Endovascular followed by resection 7
Transvenous approach 5
Transarterial approach 25


Obliteration of DAVF

The average number of embolizations in all patients was 2.1. Patients were considered completely treated when there was a greater than 95% reduction in DAVF flow based on the angiographer’s radiographic assessment. Seventy-one percent (28 of 39) of patients had complete treatment of the fistula: 21 by purely endovascular treatment and 7 with endovascular therapy followed by craniotomy.

Of the 11 patients who did not have complete treatment of the fistula, 7 (64%) had at least 90% obliteration with only 1 feeding pedicle remaining. Three of those with incomplete treatment (but absent CVD) underwent radiosurgery as the final approach for treatment. The average dose for treatment of the DAVF was 22 Gy in single fraction; follow-up in this subgroup is ongoing.

Use of onyx in DAVF embolization

Forty treatments were made for 12 patients ( Table 3 ). There were 3.33 treatments per patient, with a complete obliteration rate of 75% at the end of the follow-up period. The cessation of CVD was seen in 85% of patients at end of follow-up for patients with onyx treatment.

Table 3

Summary of onyx transarterial emoblization results

n (%)
Treatments 40
Number of patients 12
Complete obliteration of fistula 8 (75)
Median treatments per patient 3.33
Morbidity 3 (7.5)
Mortality 0
Reversal of cortical venous drainage 30 (85)

Normalization of retrograde CVD

Of those patients with retrograde CVD, 87% (26 of 30) had resolution with treatment. Of these 26 patients, 69% (18 of 26) patients had obliteration by endovascular means alone, while the rest required open surgical clipping of the fistula following embolization.

In 5 of the 18 patients who had CVD treated via embolization, success was only obtained when a transvenous approach was performed, due to difficulty with catheterization of feeding vessels.
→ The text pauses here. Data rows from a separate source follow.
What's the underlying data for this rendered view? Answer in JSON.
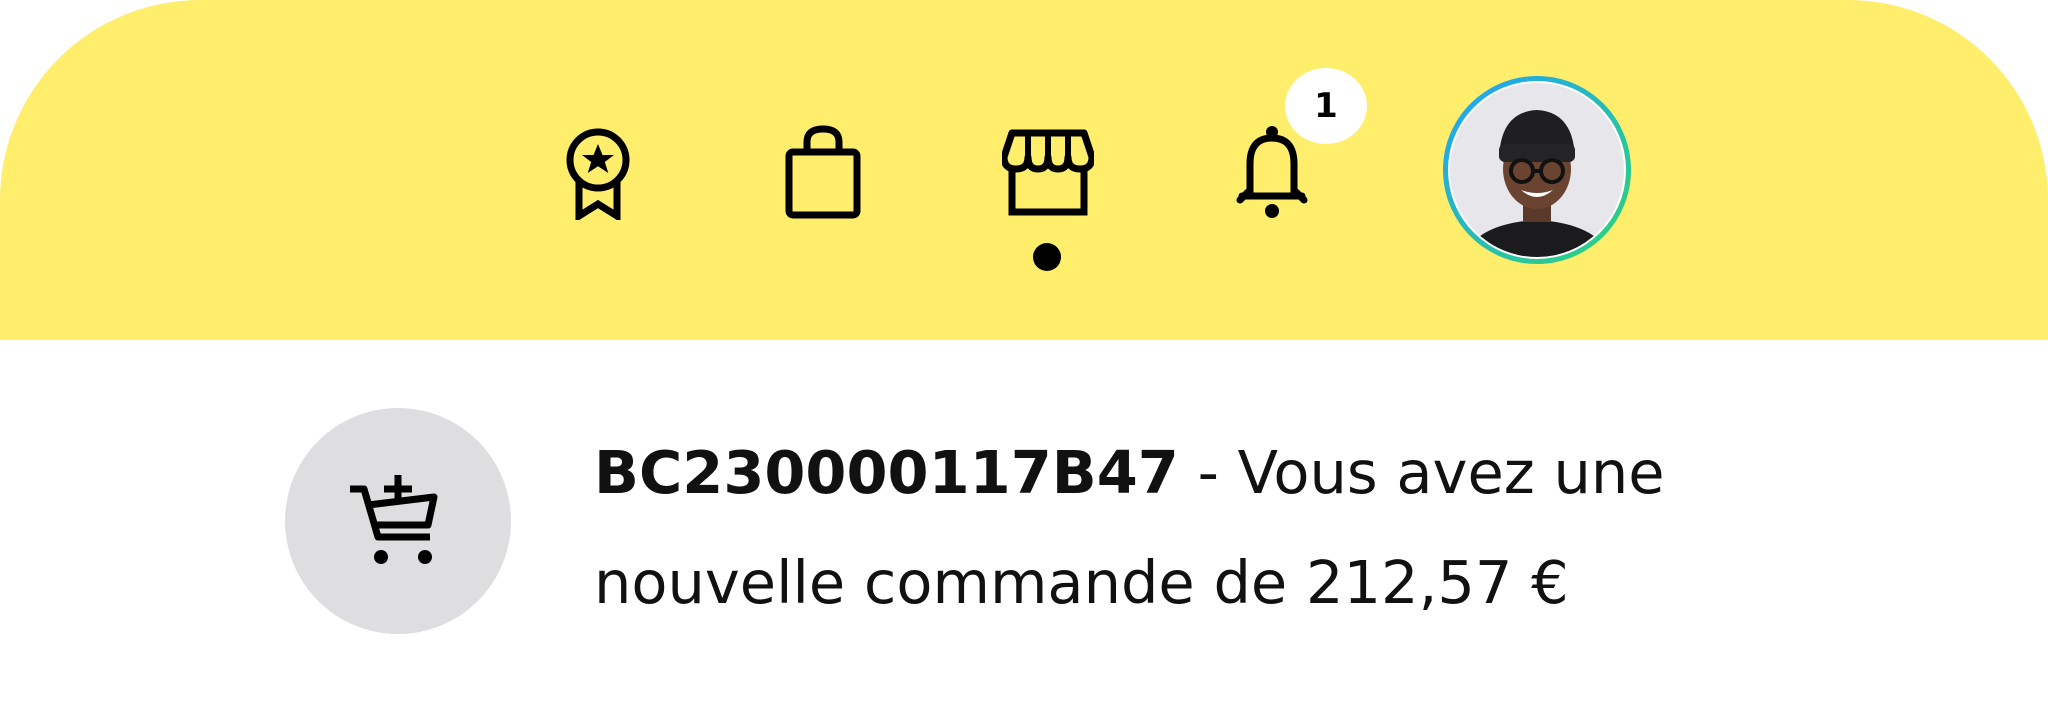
{
  "colors": {
    "header_bg": "#ffed6c",
    "icon": "#000000",
    "badge_bg": "#ffffff",
    "avatar_ring_start": "#1fa2ff",
    "avatar_ring_end": "#2ed573",
    "cart_circle_bg": "#dedee0",
    "text": "#111111"
  },
  "header": {
    "icons": [
      {
        "name": "award-icon",
        "active": false
      },
      {
        "name": "shopping-bag-icon",
        "active": false
      },
      {
        "name": "store-icon",
        "active": true
      },
      {
        "name": "bell-icon",
        "active": false,
        "badge": "1"
      }
    ],
    "notification_count": "1",
    "avatar": {
      "name": "avatar"
    }
  },
  "notification": {
    "icon": "cart-plus-icon",
    "reference": "BC230000117B47",
    "message": " - Vous avez une nouvelle commande de 212,57 €"
  }
}
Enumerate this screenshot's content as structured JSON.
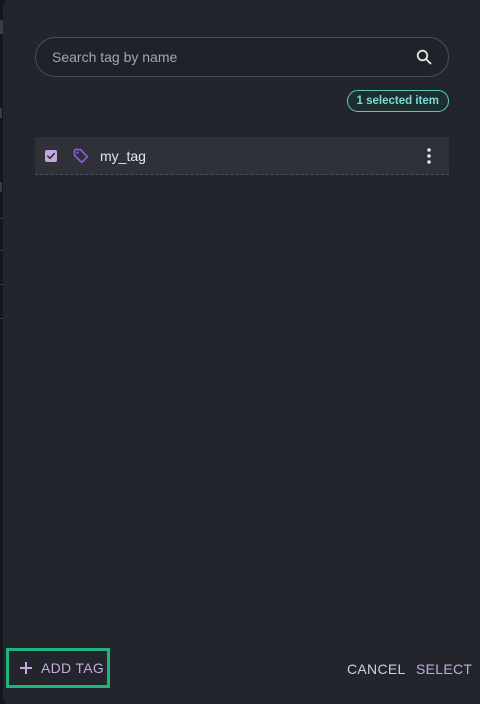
{
  "search": {
    "placeholder": "Search tag by name",
    "value": ""
  },
  "selection": {
    "badge_text": "1 selected item"
  },
  "tags": [
    {
      "name": "my_tag",
      "checked": true,
      "icon": "tag-icon"
    }
  ],
  "footer": {
    "add_tag_label": "ADD TAG",
    "cancel_label": "CANCEL",
    "select_label": "SELECT"
  },
  "colors": {
    "dialog_bg": "#22252c",
    "accent_purple": "#c8a9e2",
    "badge_teal": "#5fc7c0",
    "highlight_green": "#1fb47c"
  }
}
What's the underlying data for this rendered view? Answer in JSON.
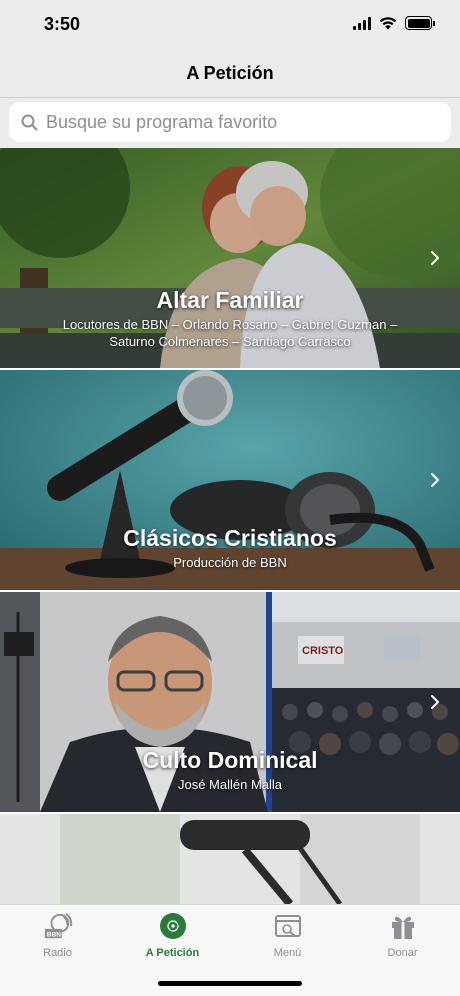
{
  "status_bar": {
    "time": "3:50"
  },
  "nav": {
    "title": "A Petición"
  },
  "search": {
    "placeholder": "Busque su programa favorito",
    "value": ""
  },
  "programs": [
    {
      "title": "Altar Familiar",
      "subtitle_line1": "Locutores de BBN – Orlando Rosario – Gabriel Guzman –",
      "subtitle_line2": "Saturno Colmenares – Santiago Carrasco"
    },
    {
      "title": "Clásicos Cristianos",
      "subtitle_line1": "Producción de BBN"
    },
    {
      "title": "Culto Dominical",
      "subtitle_line1": "José Mallén Malla"
    },
    {
      "title": "",
      "subtitle_line1": ""
    }
  ],
  "image_text": {
    "banner_text": "CRISTO",
    "logo_text": "BBN"
  },
  "tabs": [
    {
      "label": "Radio",
      "icon": "radio-icon"
    },
    {
      "label": "A Petición",
      "icon": "record-icon"
    },
    {
      "label": "Menú",
      "icon": "menu-icon"
    },
    {
      "label": "Donar",
      "icon": "gift-icon"
    }
  ],
  "colors": {
    "accent": "#2b7a3b",
    "inactive": "#8e8e93",
    "bar_bg": "#ececec"
  }
}
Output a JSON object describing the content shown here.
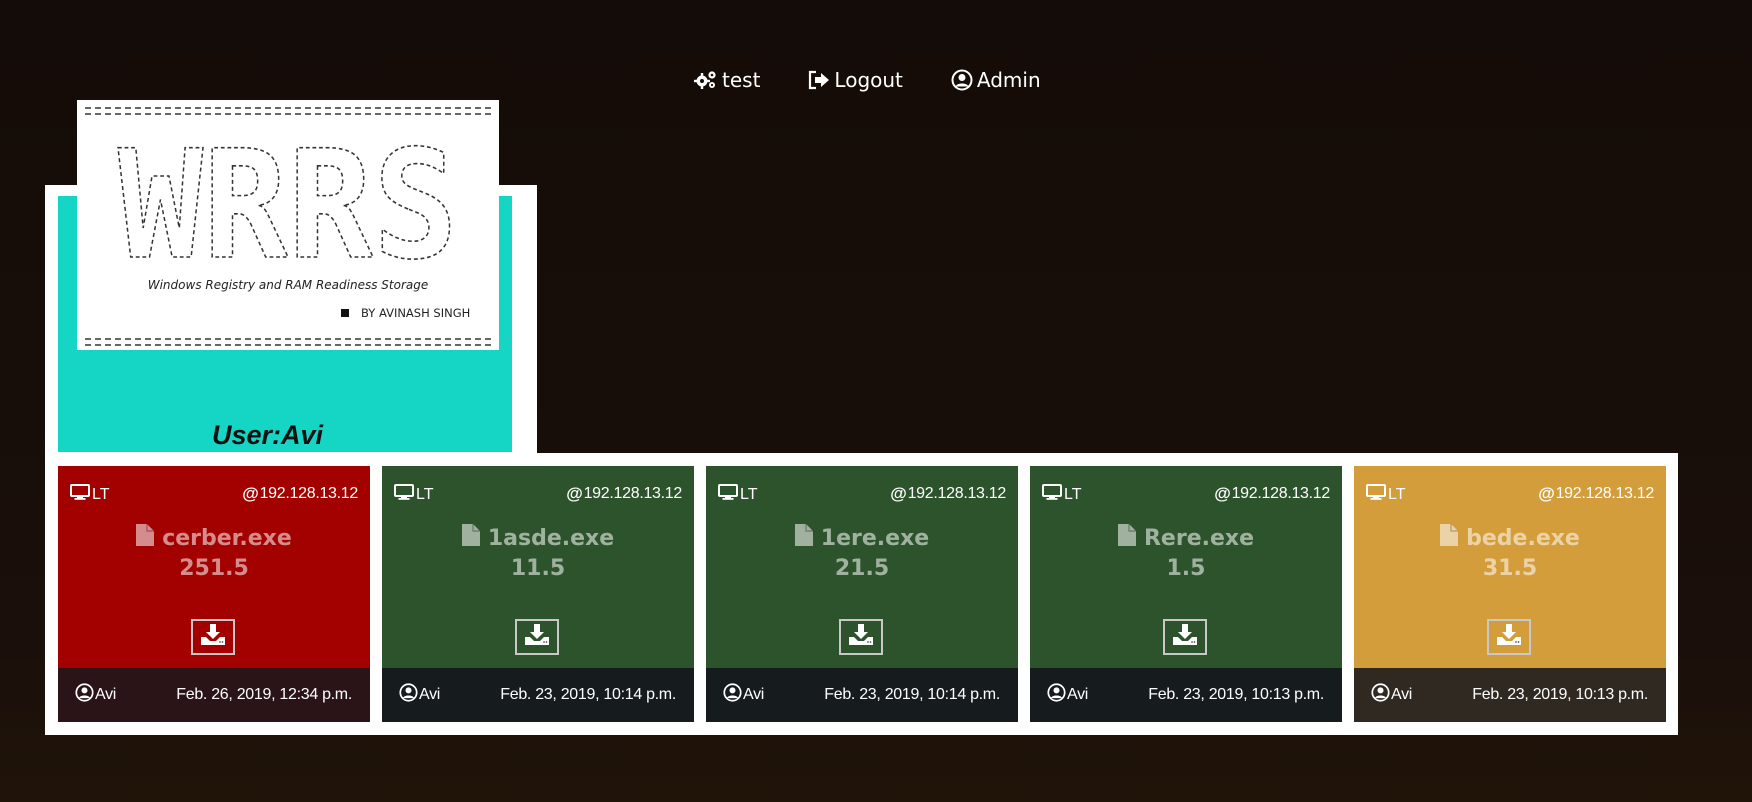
{
  "nav": {
    "items": [
      {
        "label": "test",
        "icon": "gears-icon"
      },
      {
        "label": "Logout",
        "icon": "logout-icon"
      },
      {
        "label": "Admin",
        "icon": "user-circle-icon"
      }
    ]
  },
  "logo": {
    "art_text": "WRRS",
    "subtitle": "Windows Registry and RAM Readiness Storage",
    "author": "BY AVINASH SINGH"
  },
  "user": {
    "label": "User:Avi"
  },
  "cards": [
    {
      "device": "LT",
      "ip": "192.128.13.12",
      "file": "cerber.exe",
      "size": "251.5",
      "owner": "Avi",
      "date": "Feb. 26, 2019, 12:34 p.m.",
      "color": "#a30000",
      "footer_color": "#2a1418"
    },
    {
      "device": "LT",
      "ip": "192.128.13.12",
      "file": "1asde.exe",
      "size": "11.5",
      "owner": "Avi",
      "date": "Feb. 23, 2019, 10:14 p.m.",
      "color": "#2d532c",
      "footer_color": "#161c1e"
    },
    {
      "device": "LT",
      "ip": "192.128.13.12",
      "file": "1ere.exe",
      "size": "21.5",
      "owner": "Avi",
      "date": "Feb. 23, 2019, 10:14 p.m.",
      "color": "#2d532c",
      "footer_color": "#161c1e"
    },
    {
      "device": "LT",
      "ip": "192.128.13.12",
      "file": "Rere.exe",
      "size": "1.5",
      "owner": "Avi",
      "date": "Feb. 23, 2019, 10:13 p.m.",
      "color": "#2d532c",
      "footer_color": "#161c1e"
    },
    {
      "device": "LT",
      "ip": "192.128.13.12",
      "file": "bede.exe",
      "size": "31.5",
      "owner": "Avi",
      "date": "Feb. 23, 2019, 10:13 p.m.",
      "color": "#d49d3c",
      "footer_color": "#2f2922"
    }
  ]
}
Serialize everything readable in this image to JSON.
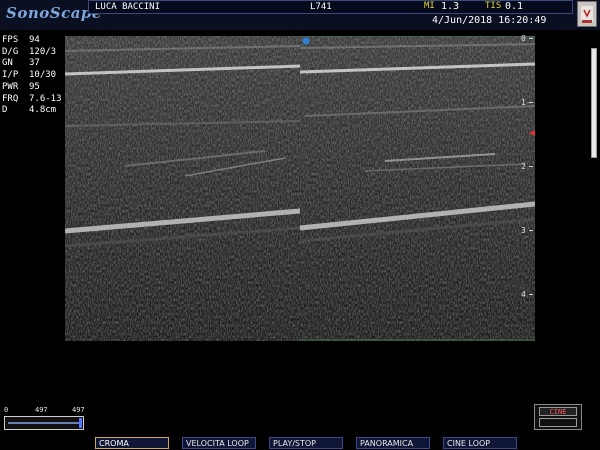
{
  "header": {
    "logo": "SonoScape",
    "patient_name": "LUCA BACCINI",
    "probe": "L741",
    "mi_label": "MI",
    "mi_value": "1.3",
    "tis_label": "TIS",
    "tis_value": "0.1",
    "datetime": "4/Jun/2018 16:20:49"
  },
  "params": [
    {
      "key": "FPS",
      "value": "94"
    },
    {
      "key": "D/G",
      "value": "120/3"
    },
    {
      "key": "GN",
      "value": "37"
    },
    {
      "key": "I/P",
      "value": "10/30"
    },
    {
      "key": "PWR",
      "value": "95"
    },
    {
      "key": "FRQ",
      "value": "7.6-13"
    },
    {
      "key": "D",
      "value": "4.8cm"
    }
  ],
  "depth_scale": [
    "0",
    "1",
    "2",
    "3",
    "4"
  ],
  "cine": {
    "min_label": "0",
    "mid_label": "497",
    "max_label": "497",
    "position_fraction": 1.0,
    "button_label": "CINE"
  },
  "softkeys": [
    {
      "label": "CROMA",
      "active": true
    },
    {
      "label": "VELOCITA LOOP",
      "active": false
    },
    {
      "label": "PLAY/STOP",
      "active": false
    },
    {
      "label": "PANORAMICA",
      "active": false
    },
    {
      "label": "CINE LOOP",
      "active": false
    }
  ],
  "colors": {
    "accent": "#7fa6d9",
    "mi_label": "#e8d23a",
    "focus_marker": "#dd3333",
    "softkey_active_border": "#d8a840"
  }
}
Three of the 5 patients received coils in addition to onyx for transvenous embolization.

Postoperative complications

Epidural infection after craniotomy, postembolization intracranial hemorrhage not requiring surgery, and need for femoral artery repair after embolization were all encountered ( Table 4 ). All complications were diagnosed and treated expeditiously.

Table 4

Complications of Onyx-18 transarterial embolizations of DAVFs

Complication n (%)
Stroke 1
Femoral dissection 1
Retroperitoneal hematoma 0
Postembolization-associated hemorrhage 1
Renal failure 0

Fig. 1 shows a case illustration of a DAVF treated with onyx.

Fig. 1

A 60-year-old woman presented with a worsening headache. ( A ) Axial noncontrast CT scan of the head shows an intraparenchymal hemorrhage within the right cerebellar hemisphere. ( B ) Lateral view of a right external carotid artery angiogram shows a DAVF fed by multiple branches of the middle meningeal artery and ascending pharyngeal artery draining in the transverse and sigmoid sinus with dysplastic a venous varix. ( C ) Lateral view of a right internal carotid artery angiogram shows contribution of multiple meningeal feeders from the cavernous carotid artery feeding the DAVF. ( D ) Lateral spot fluoroscopic image shows the onyx cast in the arterial feeders and venous varix. ( E ) Postembolization lateral view of a right common carotid artery angiogram shows occlusion of the DAVF.

Only gold members can continue reading. Log In or Register to continue

Stay updated, free articles. Join our Telegram channel

Mar 18, 2017 | Posted by in NEUROLOGICAL IMAGING | Comments Off on Endovascular Treatment of Cerebral Dural and Pial Arteriovenous Fistulas

Full access? Get Clinical Tree

Get Clinical Tree app for offline access